Sunday, July 2, 2017

The Arthur Roger Collection at NOMA

When Arthur Roger launched his gallery in 1978, there were only a handful of others focused on new art. The scene has expanded exponentially since then, but Roger has more than kept abreast of the ever changing art world, as we see in this sprawling new exhibition of works from his personal collection that he recently donated to the New Orleans Museum of Art. This beautifully installed Pride of Place expo also reveals how collecting can be an art form in its own right, a visual conversation in which all of the works have something revealing to say about each other – for instance, the way Douglas Bourgeois' surreal yet ethereal figures resonate with Robert Colescott's raucously carnivalesque scenes like Power for Desire, Desire for Power, top, an exploration of the all too common power trips that people pursue, often without even realizing it. Both artists share a similarly earthy soulfulness, and it helps to know that California-born Colescott's parents were, like Bourgeois, Louisiana natives.

Another vital part of the Arthur Roger overview involves social issues, so David Bates's powerful portraits of Katrina survivors elaborate on Simon Gunning's vivid views of the storm-ravaged Lower 9th Ward even as more meditative works by Jacqueline Bishop, left, Courtney Egan and Lee Deigard, above, suggest how the natural world is being strangely mutated by human activity all around us-- themes further elaborated by Luis Cruz Azaceta, Nicole Charbonnet and Cynthia Scott.
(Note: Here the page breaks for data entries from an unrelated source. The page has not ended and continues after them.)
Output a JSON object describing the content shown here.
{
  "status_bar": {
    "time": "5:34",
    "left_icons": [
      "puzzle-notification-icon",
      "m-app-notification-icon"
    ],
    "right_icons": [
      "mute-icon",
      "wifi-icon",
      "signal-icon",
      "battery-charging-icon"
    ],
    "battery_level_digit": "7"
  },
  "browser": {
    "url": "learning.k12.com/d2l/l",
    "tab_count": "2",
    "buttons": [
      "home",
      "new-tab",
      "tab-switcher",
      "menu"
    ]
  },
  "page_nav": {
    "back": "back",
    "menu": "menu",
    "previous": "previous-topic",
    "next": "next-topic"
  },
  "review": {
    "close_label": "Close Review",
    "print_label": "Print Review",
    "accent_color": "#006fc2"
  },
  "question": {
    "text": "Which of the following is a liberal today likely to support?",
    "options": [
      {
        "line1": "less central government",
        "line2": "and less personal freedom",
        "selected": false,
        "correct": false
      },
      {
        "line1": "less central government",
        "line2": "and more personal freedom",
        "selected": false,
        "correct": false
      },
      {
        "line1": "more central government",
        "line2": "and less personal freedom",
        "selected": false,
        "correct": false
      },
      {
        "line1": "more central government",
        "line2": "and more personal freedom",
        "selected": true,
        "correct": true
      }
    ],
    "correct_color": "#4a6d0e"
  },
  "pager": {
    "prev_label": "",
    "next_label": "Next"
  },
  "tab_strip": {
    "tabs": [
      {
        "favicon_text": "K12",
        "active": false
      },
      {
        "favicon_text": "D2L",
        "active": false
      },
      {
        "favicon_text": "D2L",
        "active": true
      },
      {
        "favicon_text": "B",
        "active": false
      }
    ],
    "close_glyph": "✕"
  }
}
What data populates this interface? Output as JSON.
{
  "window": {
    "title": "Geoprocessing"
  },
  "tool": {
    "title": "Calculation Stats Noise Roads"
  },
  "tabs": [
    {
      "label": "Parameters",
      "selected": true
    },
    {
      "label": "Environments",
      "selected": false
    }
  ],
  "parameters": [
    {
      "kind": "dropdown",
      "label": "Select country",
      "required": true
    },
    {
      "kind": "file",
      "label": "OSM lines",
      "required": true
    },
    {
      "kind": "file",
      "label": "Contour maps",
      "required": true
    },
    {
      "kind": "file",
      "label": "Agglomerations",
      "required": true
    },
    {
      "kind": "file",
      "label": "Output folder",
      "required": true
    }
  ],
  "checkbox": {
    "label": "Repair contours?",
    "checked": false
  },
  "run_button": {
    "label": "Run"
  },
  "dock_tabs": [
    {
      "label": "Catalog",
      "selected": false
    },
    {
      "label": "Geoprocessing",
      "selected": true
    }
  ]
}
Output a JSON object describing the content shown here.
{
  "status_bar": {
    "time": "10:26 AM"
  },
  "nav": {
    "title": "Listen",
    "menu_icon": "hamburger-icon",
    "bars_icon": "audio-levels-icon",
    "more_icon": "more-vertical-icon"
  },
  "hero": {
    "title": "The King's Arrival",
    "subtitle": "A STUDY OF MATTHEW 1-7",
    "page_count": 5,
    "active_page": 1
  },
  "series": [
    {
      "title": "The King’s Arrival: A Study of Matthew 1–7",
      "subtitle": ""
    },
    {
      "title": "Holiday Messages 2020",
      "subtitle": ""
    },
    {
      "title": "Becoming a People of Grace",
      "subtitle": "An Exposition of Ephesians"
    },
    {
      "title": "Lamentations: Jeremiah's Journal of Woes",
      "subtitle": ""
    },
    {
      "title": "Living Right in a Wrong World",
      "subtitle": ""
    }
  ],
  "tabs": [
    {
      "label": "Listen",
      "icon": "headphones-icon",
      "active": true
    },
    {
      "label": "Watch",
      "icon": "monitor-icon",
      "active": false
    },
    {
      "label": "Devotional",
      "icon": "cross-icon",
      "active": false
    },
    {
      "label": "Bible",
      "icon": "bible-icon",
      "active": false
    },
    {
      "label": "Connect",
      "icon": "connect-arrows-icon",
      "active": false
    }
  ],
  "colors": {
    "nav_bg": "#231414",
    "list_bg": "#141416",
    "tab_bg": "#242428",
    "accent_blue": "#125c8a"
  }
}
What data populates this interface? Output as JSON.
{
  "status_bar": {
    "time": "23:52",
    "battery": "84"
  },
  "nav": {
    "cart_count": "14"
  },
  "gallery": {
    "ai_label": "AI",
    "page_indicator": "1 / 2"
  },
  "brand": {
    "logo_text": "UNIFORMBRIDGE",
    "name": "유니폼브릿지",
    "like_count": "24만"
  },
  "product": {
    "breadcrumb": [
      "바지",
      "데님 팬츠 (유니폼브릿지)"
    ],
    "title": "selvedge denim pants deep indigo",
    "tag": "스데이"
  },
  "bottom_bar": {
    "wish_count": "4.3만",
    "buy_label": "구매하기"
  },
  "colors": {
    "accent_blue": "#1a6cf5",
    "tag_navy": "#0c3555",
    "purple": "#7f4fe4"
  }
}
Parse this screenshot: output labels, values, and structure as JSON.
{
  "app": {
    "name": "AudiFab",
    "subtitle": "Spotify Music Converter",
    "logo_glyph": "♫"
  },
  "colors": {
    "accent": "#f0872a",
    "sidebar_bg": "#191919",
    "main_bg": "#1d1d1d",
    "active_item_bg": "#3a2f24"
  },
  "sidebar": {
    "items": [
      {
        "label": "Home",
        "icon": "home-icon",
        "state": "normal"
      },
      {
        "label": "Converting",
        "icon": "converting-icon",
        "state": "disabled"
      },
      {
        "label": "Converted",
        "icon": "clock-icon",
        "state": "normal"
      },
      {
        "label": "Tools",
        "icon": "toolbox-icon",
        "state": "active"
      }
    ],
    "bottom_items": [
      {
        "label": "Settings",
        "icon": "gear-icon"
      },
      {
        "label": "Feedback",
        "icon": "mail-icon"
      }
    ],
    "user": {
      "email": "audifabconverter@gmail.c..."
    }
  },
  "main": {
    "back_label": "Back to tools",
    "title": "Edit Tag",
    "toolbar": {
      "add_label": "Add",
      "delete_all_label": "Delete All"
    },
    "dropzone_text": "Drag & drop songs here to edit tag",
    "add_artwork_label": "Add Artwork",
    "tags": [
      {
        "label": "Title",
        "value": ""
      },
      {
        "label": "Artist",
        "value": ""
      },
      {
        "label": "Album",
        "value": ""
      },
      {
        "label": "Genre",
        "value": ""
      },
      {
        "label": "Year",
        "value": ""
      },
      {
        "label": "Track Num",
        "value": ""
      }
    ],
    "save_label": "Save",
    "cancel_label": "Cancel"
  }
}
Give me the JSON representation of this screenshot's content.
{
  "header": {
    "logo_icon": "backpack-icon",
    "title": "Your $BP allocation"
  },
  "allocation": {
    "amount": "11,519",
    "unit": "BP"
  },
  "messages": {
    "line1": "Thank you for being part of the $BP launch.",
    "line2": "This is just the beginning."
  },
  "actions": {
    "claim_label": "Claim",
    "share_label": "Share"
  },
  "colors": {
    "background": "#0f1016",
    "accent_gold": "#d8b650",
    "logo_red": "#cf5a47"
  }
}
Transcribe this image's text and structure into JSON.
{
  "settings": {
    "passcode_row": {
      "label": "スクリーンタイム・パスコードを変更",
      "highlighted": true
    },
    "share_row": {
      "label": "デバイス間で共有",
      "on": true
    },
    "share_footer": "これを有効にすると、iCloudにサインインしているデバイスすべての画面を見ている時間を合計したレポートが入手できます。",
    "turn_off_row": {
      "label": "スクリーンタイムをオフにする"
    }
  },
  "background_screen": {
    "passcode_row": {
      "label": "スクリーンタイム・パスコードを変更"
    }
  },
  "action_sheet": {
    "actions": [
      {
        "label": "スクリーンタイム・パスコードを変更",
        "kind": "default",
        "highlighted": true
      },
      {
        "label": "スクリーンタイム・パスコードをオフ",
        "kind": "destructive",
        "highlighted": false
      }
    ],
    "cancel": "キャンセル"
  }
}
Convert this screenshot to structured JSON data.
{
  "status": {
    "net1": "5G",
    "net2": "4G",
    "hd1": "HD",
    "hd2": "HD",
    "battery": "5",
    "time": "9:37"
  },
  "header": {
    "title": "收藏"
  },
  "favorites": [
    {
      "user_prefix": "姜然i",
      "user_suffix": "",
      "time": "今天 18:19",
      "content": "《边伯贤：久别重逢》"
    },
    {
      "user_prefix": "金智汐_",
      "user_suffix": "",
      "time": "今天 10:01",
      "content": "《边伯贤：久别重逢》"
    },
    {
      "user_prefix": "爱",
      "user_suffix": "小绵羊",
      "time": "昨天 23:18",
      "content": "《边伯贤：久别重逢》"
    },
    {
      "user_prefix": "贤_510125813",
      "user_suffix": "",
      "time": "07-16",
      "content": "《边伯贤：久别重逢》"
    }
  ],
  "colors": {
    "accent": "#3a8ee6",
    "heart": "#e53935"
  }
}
A rich diversity of works by Willie Birch, Radcliffe Bailey, Bruce Davenport and John Scott, among others, hark to both the deep pathos that arose from the Atlantic slave trade as well as the buoyant street culture and sheer joie de vivre that define New Orleans as America's quintessential Creole city.

Striking gender studies by artists like Deborah Kass, left, and Robert Mapplethorpe provide provocative counterpoint to a wide variety of classic canvases by earlier and more formalistic, yet profoundly humanistic, New Orleans legends like the late Robert Gordy and Ida Kohlmeyer in a show where all of the work seems very at home with New Orleans' burgeoning 21st century art scene. ~Bookhardt / Pride of Place: The Arthur Roger Art Collection, Through Sept. 23, New Orleans Museum of Art, City Park, 658-4100.